NEW YORK, NY.- Phillips
announced that David Hammons African-American Flag will be offered in the Evening Sale of 20th Century & Contemporary Art on Wednesday, 16 May. Executed in 1990 in an edition of only five, this particular example has never been offered publicly and is estimated at $700,000-1,000,000. In 1990, it flew over Museum Overholland on the Museum Square in Amsterdam for the duration of the exhibition Black USA, and another original from the same edition has been in the permanent collection of New Yorks Museum of Modern Art for ten years.

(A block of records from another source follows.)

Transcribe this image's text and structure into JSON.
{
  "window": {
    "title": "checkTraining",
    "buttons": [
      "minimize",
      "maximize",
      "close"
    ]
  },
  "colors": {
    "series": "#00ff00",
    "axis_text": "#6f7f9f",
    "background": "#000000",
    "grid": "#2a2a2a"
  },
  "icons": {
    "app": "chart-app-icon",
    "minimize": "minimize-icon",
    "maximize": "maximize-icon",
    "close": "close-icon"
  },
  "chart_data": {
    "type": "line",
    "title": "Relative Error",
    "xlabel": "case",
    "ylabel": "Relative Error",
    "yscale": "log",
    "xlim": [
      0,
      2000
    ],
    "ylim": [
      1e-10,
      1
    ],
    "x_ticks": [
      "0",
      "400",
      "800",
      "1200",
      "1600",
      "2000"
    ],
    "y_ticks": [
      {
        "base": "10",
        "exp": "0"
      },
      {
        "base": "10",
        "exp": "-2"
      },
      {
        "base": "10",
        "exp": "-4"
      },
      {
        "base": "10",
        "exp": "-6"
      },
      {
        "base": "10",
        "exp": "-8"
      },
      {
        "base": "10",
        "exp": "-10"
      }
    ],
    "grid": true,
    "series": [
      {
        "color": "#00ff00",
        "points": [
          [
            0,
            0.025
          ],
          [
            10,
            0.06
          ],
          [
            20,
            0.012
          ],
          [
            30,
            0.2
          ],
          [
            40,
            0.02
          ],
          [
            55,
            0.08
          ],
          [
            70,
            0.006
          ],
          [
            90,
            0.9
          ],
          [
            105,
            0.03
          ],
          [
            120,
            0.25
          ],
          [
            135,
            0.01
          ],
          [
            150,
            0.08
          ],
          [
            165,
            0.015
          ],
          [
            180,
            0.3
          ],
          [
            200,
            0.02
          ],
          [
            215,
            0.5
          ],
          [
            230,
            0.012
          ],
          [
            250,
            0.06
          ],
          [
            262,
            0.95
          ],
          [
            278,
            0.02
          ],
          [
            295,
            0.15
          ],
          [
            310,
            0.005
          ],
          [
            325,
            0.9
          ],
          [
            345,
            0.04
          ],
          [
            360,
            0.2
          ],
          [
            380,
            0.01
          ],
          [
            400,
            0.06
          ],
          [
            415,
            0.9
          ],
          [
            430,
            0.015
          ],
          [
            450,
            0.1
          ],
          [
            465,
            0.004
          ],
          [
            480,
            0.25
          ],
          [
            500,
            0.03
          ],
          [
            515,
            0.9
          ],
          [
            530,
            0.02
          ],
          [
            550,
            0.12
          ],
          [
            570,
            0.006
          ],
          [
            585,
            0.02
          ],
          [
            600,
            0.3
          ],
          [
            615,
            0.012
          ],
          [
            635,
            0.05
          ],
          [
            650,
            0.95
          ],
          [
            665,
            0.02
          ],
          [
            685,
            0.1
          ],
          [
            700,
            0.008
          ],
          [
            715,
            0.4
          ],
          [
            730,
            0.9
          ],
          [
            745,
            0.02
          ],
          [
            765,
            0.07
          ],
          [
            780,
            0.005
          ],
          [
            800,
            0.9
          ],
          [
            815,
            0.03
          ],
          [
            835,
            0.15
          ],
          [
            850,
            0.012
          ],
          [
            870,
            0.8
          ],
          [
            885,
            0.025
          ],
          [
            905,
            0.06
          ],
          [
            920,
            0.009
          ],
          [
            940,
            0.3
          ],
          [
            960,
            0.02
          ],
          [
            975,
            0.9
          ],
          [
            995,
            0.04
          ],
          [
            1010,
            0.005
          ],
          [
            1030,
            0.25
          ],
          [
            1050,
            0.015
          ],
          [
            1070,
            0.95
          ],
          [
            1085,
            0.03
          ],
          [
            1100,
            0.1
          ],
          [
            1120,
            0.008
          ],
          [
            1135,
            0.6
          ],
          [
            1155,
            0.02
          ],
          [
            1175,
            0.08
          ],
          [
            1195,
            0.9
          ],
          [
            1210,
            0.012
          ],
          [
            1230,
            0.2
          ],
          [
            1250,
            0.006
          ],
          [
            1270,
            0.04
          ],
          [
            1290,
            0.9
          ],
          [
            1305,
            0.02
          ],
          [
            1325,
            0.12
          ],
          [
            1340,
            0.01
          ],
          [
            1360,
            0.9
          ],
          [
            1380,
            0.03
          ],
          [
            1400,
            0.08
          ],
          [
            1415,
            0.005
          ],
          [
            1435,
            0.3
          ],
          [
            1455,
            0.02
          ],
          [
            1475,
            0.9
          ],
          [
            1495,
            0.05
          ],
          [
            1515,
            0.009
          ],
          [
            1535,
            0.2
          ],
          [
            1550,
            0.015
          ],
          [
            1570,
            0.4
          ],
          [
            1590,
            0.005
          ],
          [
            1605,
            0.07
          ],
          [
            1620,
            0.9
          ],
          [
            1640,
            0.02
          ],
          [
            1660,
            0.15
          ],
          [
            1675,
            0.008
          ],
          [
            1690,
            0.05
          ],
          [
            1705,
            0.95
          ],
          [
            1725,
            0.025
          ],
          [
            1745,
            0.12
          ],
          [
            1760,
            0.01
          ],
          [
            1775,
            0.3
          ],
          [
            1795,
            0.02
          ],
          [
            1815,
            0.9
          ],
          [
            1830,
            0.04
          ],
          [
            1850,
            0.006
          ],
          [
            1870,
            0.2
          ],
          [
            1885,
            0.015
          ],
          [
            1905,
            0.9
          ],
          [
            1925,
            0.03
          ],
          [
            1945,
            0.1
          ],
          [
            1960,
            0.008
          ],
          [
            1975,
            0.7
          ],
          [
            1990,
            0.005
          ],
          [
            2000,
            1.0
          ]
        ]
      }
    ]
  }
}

Jean-Paul Engelen, Worldwide Co-Head of 20th Century & Contemporary Art, said, David Hammons is among the most important and fascinating artists of our time, defined by his political stance and refusal to confine himself to a particular aesthetic or medium. There is, however, a unifying thread in his oeuvre, with his works consistently being insightful, poignant, visually striking and politically engaged. His fickle relationship with the art world establishment and the inherent political commentary in his work reflect the complications of the time we live in, resulting in his unique way of visualizing the different truths we each experience. We are thrilled to offer his African-American Flag in our May Evening Sale, a captivating example from his remarkable career.
In his work, Hammons frequently imbues potent symbols with a new meaning. From his basketball hoop sculptures Higher Goals , 1986, which commented on the limited opportunities available to young African Americans, to the arresting painting How ya like me Now , 1988, which depicts a young Reverend Jesse Jackson with white skin and blonde hair, Hammons has not shied away from topics which directly impacted his own life and which continue to be the everyday reality for a large portion of the American population. African American Flag follows in this tradition the red, white, and blue of the United States flag replaced with the red, black, and green of Marcus Garveys Pan-African Flag, which was first adopted by the Universal Negro Improvement Association and African Communities League in 1920.
Instead of working directly with the Pan-African Flag, Hammons use of its colors within the context of the traditional American flag is a reminder of the many contributions made by African Americans throughout the history of the country. Hammons combines the two objects to create a new flag of the United States, his work assuming a new, distinctly black power, which stands for those people the traditional flag has not always represented.